◆ Exercise requirements ◆
Go through the data below and return each line where the string "Allah" occurs.
■ ■ ■ ■ ■
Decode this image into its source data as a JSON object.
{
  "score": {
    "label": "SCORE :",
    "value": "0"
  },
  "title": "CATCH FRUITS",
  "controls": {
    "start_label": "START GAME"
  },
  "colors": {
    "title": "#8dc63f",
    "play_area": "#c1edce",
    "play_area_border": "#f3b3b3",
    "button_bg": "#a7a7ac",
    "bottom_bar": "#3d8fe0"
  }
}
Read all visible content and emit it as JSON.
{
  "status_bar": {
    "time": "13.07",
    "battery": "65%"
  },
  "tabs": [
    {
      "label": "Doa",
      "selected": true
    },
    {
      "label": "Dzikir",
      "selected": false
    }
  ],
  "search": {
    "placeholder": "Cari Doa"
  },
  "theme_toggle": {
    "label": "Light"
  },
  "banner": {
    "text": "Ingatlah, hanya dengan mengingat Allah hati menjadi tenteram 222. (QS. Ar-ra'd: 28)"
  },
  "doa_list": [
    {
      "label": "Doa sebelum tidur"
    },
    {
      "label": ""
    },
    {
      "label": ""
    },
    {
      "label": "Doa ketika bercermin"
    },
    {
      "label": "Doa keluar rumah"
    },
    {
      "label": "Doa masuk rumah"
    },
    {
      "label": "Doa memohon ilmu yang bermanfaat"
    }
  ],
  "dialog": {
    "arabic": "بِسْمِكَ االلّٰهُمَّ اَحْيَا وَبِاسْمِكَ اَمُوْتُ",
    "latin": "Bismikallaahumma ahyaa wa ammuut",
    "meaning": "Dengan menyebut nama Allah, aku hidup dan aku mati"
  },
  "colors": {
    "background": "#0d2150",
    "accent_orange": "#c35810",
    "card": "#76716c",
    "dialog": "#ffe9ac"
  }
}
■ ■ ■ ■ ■
◆ Answer to this exercise ◆
    "text": "Ingatlah, hanya dengan mengingat Allah hati menjadi tenteram 222. (QS. Ar-ra'd: 28)"
    "meaning": "Dengan menyebut nama Allah, aku hidup dan aku mati"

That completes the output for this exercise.